## WHAT THIS TASK INVOLVES
Pick out every line in the data below that holds "filters".

## THE DATA
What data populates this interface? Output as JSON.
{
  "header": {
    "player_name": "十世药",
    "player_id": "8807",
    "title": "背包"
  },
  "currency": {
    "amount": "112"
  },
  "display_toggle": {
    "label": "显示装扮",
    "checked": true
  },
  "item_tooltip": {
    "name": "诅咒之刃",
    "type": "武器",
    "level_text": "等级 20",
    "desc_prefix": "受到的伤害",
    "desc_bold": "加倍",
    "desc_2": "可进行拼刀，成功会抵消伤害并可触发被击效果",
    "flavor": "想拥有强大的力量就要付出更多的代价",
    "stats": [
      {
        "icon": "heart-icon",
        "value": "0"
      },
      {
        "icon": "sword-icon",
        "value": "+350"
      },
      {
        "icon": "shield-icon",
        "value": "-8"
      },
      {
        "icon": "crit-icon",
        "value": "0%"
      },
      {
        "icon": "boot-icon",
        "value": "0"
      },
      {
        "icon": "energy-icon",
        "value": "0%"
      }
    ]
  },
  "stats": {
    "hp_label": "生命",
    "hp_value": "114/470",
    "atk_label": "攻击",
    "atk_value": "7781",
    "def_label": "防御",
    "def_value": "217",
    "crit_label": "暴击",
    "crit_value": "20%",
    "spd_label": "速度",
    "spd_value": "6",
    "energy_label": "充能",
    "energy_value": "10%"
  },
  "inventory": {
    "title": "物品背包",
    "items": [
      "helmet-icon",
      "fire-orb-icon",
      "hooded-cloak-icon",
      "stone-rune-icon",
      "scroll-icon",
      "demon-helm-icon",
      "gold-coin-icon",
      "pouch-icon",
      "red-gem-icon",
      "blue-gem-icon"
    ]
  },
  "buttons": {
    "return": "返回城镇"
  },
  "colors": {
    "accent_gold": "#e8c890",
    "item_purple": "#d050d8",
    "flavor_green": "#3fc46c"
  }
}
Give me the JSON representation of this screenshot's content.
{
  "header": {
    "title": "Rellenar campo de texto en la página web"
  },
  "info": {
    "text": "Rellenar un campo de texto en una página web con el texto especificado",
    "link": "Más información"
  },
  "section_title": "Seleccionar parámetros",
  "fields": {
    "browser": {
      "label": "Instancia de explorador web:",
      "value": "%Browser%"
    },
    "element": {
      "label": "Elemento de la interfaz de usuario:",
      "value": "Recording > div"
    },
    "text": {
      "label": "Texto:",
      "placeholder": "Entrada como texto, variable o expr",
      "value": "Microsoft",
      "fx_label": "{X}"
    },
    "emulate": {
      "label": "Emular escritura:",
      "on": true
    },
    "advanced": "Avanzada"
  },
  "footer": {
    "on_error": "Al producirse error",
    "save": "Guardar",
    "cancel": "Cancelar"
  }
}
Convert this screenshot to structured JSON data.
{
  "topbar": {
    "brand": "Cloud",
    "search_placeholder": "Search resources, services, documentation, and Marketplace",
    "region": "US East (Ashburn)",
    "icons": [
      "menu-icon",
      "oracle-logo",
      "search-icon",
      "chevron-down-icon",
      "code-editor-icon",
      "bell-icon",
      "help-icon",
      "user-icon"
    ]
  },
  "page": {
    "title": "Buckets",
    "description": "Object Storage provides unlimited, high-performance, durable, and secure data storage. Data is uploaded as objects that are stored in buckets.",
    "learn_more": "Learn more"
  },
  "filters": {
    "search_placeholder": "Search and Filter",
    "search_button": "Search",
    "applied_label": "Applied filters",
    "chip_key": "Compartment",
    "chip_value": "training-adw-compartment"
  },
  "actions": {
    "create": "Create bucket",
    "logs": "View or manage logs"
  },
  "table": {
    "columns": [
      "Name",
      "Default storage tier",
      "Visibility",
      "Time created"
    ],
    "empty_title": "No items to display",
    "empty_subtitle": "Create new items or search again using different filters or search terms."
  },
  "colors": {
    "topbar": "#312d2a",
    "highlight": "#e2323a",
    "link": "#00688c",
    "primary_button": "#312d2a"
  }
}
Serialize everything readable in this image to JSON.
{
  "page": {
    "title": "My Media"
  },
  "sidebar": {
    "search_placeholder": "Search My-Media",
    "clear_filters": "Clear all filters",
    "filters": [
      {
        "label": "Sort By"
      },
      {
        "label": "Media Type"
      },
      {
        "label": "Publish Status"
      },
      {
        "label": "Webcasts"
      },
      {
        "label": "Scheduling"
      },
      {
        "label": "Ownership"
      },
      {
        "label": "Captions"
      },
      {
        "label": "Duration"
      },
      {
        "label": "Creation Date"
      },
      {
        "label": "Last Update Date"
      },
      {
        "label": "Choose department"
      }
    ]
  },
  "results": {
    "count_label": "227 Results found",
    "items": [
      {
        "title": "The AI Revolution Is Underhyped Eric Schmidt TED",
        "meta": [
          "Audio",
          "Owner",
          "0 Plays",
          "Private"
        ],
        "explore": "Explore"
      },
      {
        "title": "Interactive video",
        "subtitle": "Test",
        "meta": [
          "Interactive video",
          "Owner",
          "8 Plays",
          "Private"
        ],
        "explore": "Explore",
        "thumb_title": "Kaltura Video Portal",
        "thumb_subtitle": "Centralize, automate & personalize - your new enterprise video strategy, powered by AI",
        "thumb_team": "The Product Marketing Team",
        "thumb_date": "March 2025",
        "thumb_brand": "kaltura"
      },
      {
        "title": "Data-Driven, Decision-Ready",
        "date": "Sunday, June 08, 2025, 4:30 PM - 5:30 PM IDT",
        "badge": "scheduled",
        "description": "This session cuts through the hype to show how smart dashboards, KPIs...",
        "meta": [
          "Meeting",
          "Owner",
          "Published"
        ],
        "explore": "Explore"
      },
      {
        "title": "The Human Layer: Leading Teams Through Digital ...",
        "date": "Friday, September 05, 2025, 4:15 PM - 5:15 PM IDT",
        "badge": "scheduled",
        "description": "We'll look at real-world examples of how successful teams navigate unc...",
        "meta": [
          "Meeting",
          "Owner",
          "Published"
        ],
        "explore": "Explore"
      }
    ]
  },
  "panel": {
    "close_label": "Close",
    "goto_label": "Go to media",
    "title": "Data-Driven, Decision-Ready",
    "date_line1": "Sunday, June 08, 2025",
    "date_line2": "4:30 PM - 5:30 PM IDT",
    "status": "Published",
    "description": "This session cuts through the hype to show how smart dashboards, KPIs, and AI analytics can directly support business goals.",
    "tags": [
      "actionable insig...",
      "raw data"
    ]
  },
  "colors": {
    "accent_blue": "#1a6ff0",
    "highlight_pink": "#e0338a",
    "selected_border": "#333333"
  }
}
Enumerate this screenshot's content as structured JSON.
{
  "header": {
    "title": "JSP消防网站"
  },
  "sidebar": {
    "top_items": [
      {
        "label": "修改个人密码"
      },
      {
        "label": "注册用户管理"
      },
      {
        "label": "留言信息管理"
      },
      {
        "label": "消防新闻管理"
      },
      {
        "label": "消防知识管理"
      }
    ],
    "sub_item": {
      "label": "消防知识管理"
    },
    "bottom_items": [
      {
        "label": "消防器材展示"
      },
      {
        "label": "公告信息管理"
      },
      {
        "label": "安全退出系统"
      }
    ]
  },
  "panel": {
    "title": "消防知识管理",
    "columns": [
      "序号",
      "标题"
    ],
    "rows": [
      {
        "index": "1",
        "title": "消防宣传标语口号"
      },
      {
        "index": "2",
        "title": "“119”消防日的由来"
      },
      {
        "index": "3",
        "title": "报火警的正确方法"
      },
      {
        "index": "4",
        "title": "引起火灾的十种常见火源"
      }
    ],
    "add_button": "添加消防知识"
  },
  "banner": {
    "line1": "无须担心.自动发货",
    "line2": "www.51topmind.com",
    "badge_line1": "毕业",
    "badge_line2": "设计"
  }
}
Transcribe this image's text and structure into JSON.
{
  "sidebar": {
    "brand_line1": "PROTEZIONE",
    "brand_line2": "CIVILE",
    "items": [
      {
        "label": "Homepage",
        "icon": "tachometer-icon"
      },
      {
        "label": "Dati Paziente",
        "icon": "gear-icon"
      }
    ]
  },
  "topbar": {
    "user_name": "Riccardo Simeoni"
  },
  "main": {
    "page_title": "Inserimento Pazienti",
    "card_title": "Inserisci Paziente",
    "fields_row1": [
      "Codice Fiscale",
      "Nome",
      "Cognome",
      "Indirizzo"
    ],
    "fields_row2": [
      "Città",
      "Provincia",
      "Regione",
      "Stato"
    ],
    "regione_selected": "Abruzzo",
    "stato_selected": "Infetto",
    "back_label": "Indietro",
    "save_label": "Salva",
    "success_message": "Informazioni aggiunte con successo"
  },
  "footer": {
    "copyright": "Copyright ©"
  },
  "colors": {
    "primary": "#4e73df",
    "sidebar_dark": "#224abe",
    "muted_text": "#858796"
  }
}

## TASK OUTPUT
  "filters": {
    "applied_label": "Applied filters",
    "empty_subtitle": "Create new items or search again using different filters or search terms."
    "clear_filters": "Clear all filters",
    "filters": [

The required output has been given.